A couple of days ago I was listening to Patti Smith’s famous cover of So You Wanna Be a Rock ‘n’ Roll Star by the Byrds and it got me thinking about their recipe for success:
So you want to be a rock and roll star?
Then listen now to what I say
Just get an electric guitar
Then take some time and learn how to play
It reminded me of myself as a teenager, when I really wanted to start off a career in music… Until I realised how bad I was at playing guitar and gave up.
When I finished school I would’ve loved to study architecture, simply because I liked the idea of creating something based on precise premises. But I was, and still am, part of the universe of mathematically ignorant people (but I’m working to fix this).
As I was growing up, however, I disregarded something very important: I am a natural-born nerd.
Now I’ve finally acknowledged that:
1. I am unable to keep a conversation about things I find irrelevant to my interests.
-> I’m always talking about Star Trek. The people who know me will confirm that. Actually the simple fact I love Star Trek says it all.
2. I have few friends. Very few.
-> Let’s just say I have two. I’ve got 18 friends on Facebook and most of them are relatives.
3. I find Science and Technology particularly fascinating.
To be proudly called a nerd, however, there’s just one thing I lack – that is scientific knowledge.
I really blame myself for not paying attention to my nerdy inclination before.
I should’ve understood that while I was young enough to turn my passion into a profession.
But alas, in my teenage years I was too busy playing The Sims instead of spending some time contemplating the night sky (or watching Star Trek, which is just as much of an education).
Now I dream of seeing the Earth from Space and studying chemistry.
Chemistry would be my first choice though, because the idea of playing with beakers, flasks and weird liquids is very appealing. Even more than that, in my opinion some experiments are so spectacular they’re like a work of art. Think about the chemical garden or the iodine clock, one of my favourite reactions. Not to mention those ending up in a BANG!
Actually, I liked chemistry pretty much when I was in school.
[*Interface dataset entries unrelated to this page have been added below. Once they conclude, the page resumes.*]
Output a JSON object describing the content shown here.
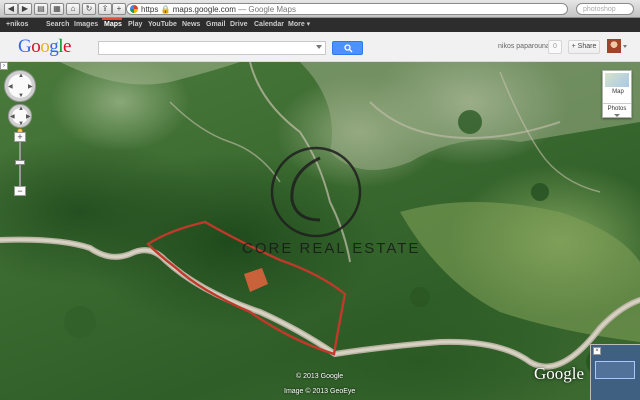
{
  "browser": {
    "url": "https://maps.google.com/",
    "url_prefix": "https",
    "url_host": "maps.google.com",
    "page_title": "— Google Maps",
    "search_placeholder": "photoshop"
  },
  "gbar": {
    "items": [
      "+nikos",
      "Search",
      "Images",
      "Maps",
      "Play",
      "YouTube",
      "News",
      "Gmail",
      "Drive",
      "Calendar",
      "More ▾"
    ],
    "active": "Maps"
  },
  "header": {
    "logo": "Google",
    "search_value": "",
    "user_name": "nikos paparounas",
    "notifications": "0",
    "share_label": "+ Share"
  },
  "map": {
    "type_primary": "Map",
    "type_secondary": "Photos",
    "watermark": "CORE REAL ESTATE",
    "copyright_google": "© 2013 Google",
    "copyright_image": "Image © 2013 GeoEye",
    "corner_logo": "Google",
    "boundary_color": "#c0392b"
  }
}
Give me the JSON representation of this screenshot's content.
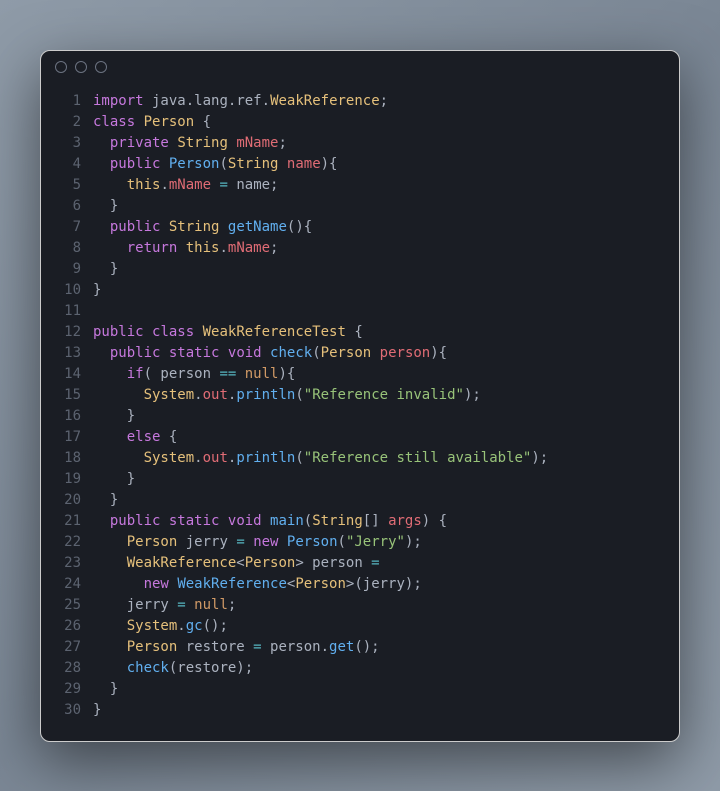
{
  "colors": {
    "background": "#1a1d24",
    "lineno": "#5c6370",
    "default": "#abb2bf",
    "keyword": "#c678dd",
    "type": "#e5c07b",
    "string": "#98c379",
    "function": "#61afef",
    "variable": "#e06c75",
    "literal": "#d19a66",
    "operator": "#56b6c2"
  },
  "code": {
    "language": "java",
    "lines": [
      {
        "n": 1,
        "tokens": [
          [
            "k",
            "import"
          ],
          [
            "p",
            " java"
          ],
          [
            "p",
            "."
          ],
          [
            "p",
            "lang"
          ],
          [
            "p",
            "."
          ],
          [
            "p",
            "ref"
          ],
          [
            "p",
            "."
          ],
          [
            "t",
            "WeakReference"
          ],
          [
            "p",
            ";"
          ]
        ]
      },
      {
        "n": 2,
        "tokens": [
          [
            "k",
            "class"
          ],
          [
            "p",
            " "
          ],
          [
            "t",
            "Person"
          ],
          [
            "p",
            " {"
          ]
        ]
      },
      {
        "n": 3,
        "tokens": [
          [
            "p",
            "  "
          ],
          [
            "k",
            "private"
          ],
          [
            "p",
            " "
          ],
          [
            "t",
            "String"
          ],
          [
            "p",
            " "
          ],
          [
            "v",
            "mName"
          ],
          [
            "p",
            ";"
          ]
        ]
      },
      {
        "n": 4,
        "tokens": [
          [
            "p",
            "  "
          ],
          [
            "k",
            "public"
          ],
          [
            "p",
            " "
          ],
          [
            "f",
            "Person"
          ],
          [
            "p",
            "("
          ],
          [
            "t",
            "String"
          ],
          [
            "p",
            " "
          ],
          [
            "v",
            "name"
          ],
          [
            "p",
            "){"
          ]
        ]
      },
      {
        "n": 5,
        "tokens": [
          [
            "p",
            "    "
          ],
          [
            "th",
            "this"
          ],
          [
            "p",
            "."
          ],
          [
            "v",
            "mName"
          ],
          [
            "p",
            " "
          ],
          [
            "op",
            "="
          ],
          [
            "p",
            " name;"
          ]
        ]
      },
      {
        "n": 6,
        "tokens": [
          [
            "p",
            "  }"
          ]
        ]
      },
      {
        "n": 7,
        "tokens": [
          [
            "p",
            "  "
          ],
          [
            "k",
            "public"
          ],
          [
            "p",
            " "
          ],
          [
            "t",
            "String"
          ],
          [
            "p",
            " "
          ],
          [
            "f",
            "getName"
          ],
          [
            "p",
            "(){"
          ]
        ]
      },
      {
        "n": 8,
        "tokens": [
          [
            "p",
            "    "
          ],
          [
            "k",
            "return"
          ],
          [
            "p",
            " "
          ],
          [
            "th",
            "this"
          ],
          [
            "p",
            "."
          ],
          [
            "v",
            "mName"
          ],
          [
            "p",
            ";"
          ]
        ]
      },
      {
        "n": 9,
        "tokens": [
          [
            "p",
            "  }"
          ]
        ]
      },
      {
        "n": 10,
        "tokens": [
          [
            "p",
            "}"
          ]
        ]
      },
      {
        "n": 11,
        "tokens": [
          [
            "p",
            ""
          ]
        ]
      },
      {
        "n": 12,
        "tokens": [
          [
            "k",
            "public"
          ],
          [
            "p",
            " "
          ],
          [
            "k",
            "class"
          ],
          [
            "p",
            " "
          ],
          [
            "t",
            "WeakReferenceTest"
          ],
          [
            "p",
            " {"
          ]
        ]
      },
      {
        "n": 13,
        "tokens": [
          [
            "p",
            "  "
          ],
          [
            "k",
            "public"
          ],
          [
            "p",
            " "
          ],
          [
            "k",
            "static"
          ],
          [
            "p",
            " "
          ],
          [
            "k",
            "void"
          ],
          [
            "p",
            " "
          ],
          [
            "f",
            "check"
          ],
          [
            "p",
            "("
          ],
          [
            "t",
            "Person"
          ],
          [
            "p",
            " "
          ],
          [
            "v",
            "person"
          ],
          [
            "p",
            "){"
          ]
        ]
      },
      {
        "n": 14,
        "tokens": [
          [
            "p",
            "    "
          ],
          [
            "k",
            "if"
          ],
          [
            "p",
            "( person "
          ],
          [
            "op",
            "=="
          ],
          [
            "p",
            " "
          ],
          [
            "n",
            "null"
          ],
          [
            "p",
            "){"
          ]
        ]
      },
      {
        "n": 15,
        "tokens": [
          [
            "p",
            "      "
          ],
          [
            "t",
            "System"
          ],
          [
            "p",
            "."
          ],
          [
            "v",
            "out"
          ],
          [
            "p",
            "."
          ],
          [
            "f",
            "println"
          ],
          [
            "p",
            "("
          ],
          [
            "s",
            "\"Reference invalid\""
          ],
          [
            "p",
            ");"
          ]
        ]
      },
      {
        "n": 16,
        "tokens": [
          [
            "p",
            "    }"
          ]
        ]
      },
      {
        "n": 17,
        "tokens": [
          [
            "p",
            "    "
          ],
          [
            "k",
            "else"
          ],
          [
            "p",
            " {"
          ]
        ]
      },
      {
        "n": 18,
        "tokens": [
          [
            "p",
            "      "
          ],
          [
            "t",
            "System"
          ],
          [
            "p",
            "."
          ],
          [
            "v",
            "out"
          ],
          [
            "p",
            "."
          ],
          [
            "f",
            "println"
          ],
          [
            "p",
            "("
          ],
          [
            "s",
            "\"Reference still available\""
          ],
          [
            "p",
            ");"
          ]
        ]
      },
      {
        "n": 19,
        "tokens": [
          [
            "p",
            "    }"
          ]
        ]
      },
      {
        "n": 20,
        "tokens": [
          [
            "p",
            "  }"
          ]
        ]
      },
      {
        "n": 21,
        "tokens": [
          [
            "p",
            "  "
          ],
          [
            "k",
            "public"
          ],
          [
            "p",
            " "
          ],
          [
            "k",
            "static"
          ],
          [
            "p",
            " "
          ],
          [
            "k",
            "void"
          ],
          [
            "p",
            " "
          ],
          [
            "f",
            "main"
          ],
          [
            "p",
            "("
          ],
          [
            "t",
            "String"
          ],
          [
            "p",
            "[] "
          ],
          [
            "v",
            "args"
          ],
          [
            "p",
            ") {"
          ]
        ]
      },
      {
        "n": 22,
        "tokens": [
          [
            "p",
            "    "
          ],
          [
            "t",
            "Person"
          ],
          [
            "p",
            " jerry "
          ],
          [
            "op",
            "="
          ],
          [
            "p",
            " "
          ],
          [
            "k",
            "new"
          ],
          [
            "p",
            " "
          ],
          [
            "f",
            "Person"
          ],
          [
            "p",
            "("
          ],
          [
            "s",
            "\"Jerry\""
          ],
          [
            "p",
            ");"
          ]
        ]
      },
      {
        "n": 23,
        "tokens": [
          [
            "p",
            "    "
          ],
          [
            "t",
            "WeakReference"
          ],
          [
            "p",
            "<"
          ],
          [
            "t",
            "Person"
          ],
          [
            "p",
            "> person "
          ],
          [
            "op",
            "="
          ]
        ]
      },
      {
        "n": 24,
        "tokens": [
          [
            "p",
            "      "
          ],
          [
            "k",
            "new"
          ],
          [
            "p",
            " "
          ],
          [
            "f",
            "WeakReference"
          ],
          [
            "p",
            "<"
          ],
          [
            "t",
            "Person"
          ],
          [
            "p",
            ">(jerry);"
          ]
        ]
      },
      {
        "n": 25,
        "tokens": [
          [
            "p",
            "    jerry "
          ],
          [
            "op",
            "="
          ],
          [
            "p",
            " "
          ],
          [
            "n",
            "null"
          ],
          [
            "p",
            ";"
          ]
        ]
      },
      {
        "n": 26,
        "tokens": [
          [
            "p",
            "    "
          ],
          [
            "t",
            "System"
          ],
          [
            "p",
            "."
          ],
          [
            "f",
            "gc"
          ],
          [
            "p",
            "();"
          ]
        ]
      },
      {
        "n": 27,
        "tokens": [
          [
            "p",
            "    "
          ],
          [
            "t",
            "Person"
          ],
          [
            "p",
            " restore "
          ],
          [
            "op",
            "="
          ],
          [
            "p",
            " person."
          ],
          [
            "f",
            "get"
          ],
          [
            "p",
            "();"
          ]
        ]
      },
      {
        "n": 28,
        "tokens": [
          [
            "p",
            "    "
          ],
          [
            "f",
            "check"
          ],
          [
            "p",
            "(restore);"
          ]
        ]
      },
      {
        "n": 29,
        "tokens": [
          [
            "p",
            "  }"
          ]
        ]
      },
      {
        "n": 30,
        "tokens": [
          [
            "p",
            "}"
          ]
        ]
      }
    ]
  }
}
A couple of years ago I studied it as an autodidact and it was simply amazing – I rediscovered things I’d forgotten and learned new ones I’d never even imagined existed.
Chemistry, however, requires not only your mental skills, but also your practical dedication. Contrary to other subjects, you really cannot study chemistry without playing a bit in the lab.
Too bad I’m a thirty-year-old full-time worker, which means it would be practically impossible for me to attend compulsory courses and laboratories during the week.
So I have to say goodbye to my dream of becoming the new Marie Curie.
Or maybe not?
I’ve found an interesting article on Nature titled ‘Career change: It’s never too late to switch’.
So it seems like somebody made it! Stuart Firestein decided to study animal behaviour at university after spending 20 years in theatre. He graduated and took his PhD in his late 30s, then he even became a Biology Professor at Columbia Univesity.
The article mentions other similar cases, but this is really astonshing. Is it possible to continue your education if you have a job or is he just an exception to the rule?
I think the truth lies in the subtitle:
With willpower and suitable financial means, you can start a science career at any age.
There you go, Nature, you said it: “suitable financial means”. ‘Cause willpower is definitely there.
In a way it saddens me a little to think I’ll only be able to study chemistry in another life.
On the other hand, somehow it comforts me to know that I would be absolutely committed to studying new, difficult subjects (for me at least), should I begin now.
Besides, I wouldn’t be anxious to finish my studies as quickly as possible – that was the feeling during my undergraduate studies (which went well anyway), because I was aware they had to lead to a job.
A second academic degree in my case would be driven by pure thirst for knowledge. Science for science’s sake.
As humans, we discover new passions thanks to our natural curiosity. It would be wonderful if we could adapt our lives to what inspires us most.
After all, curiosity drives progress. It’s been true since the dawn of man.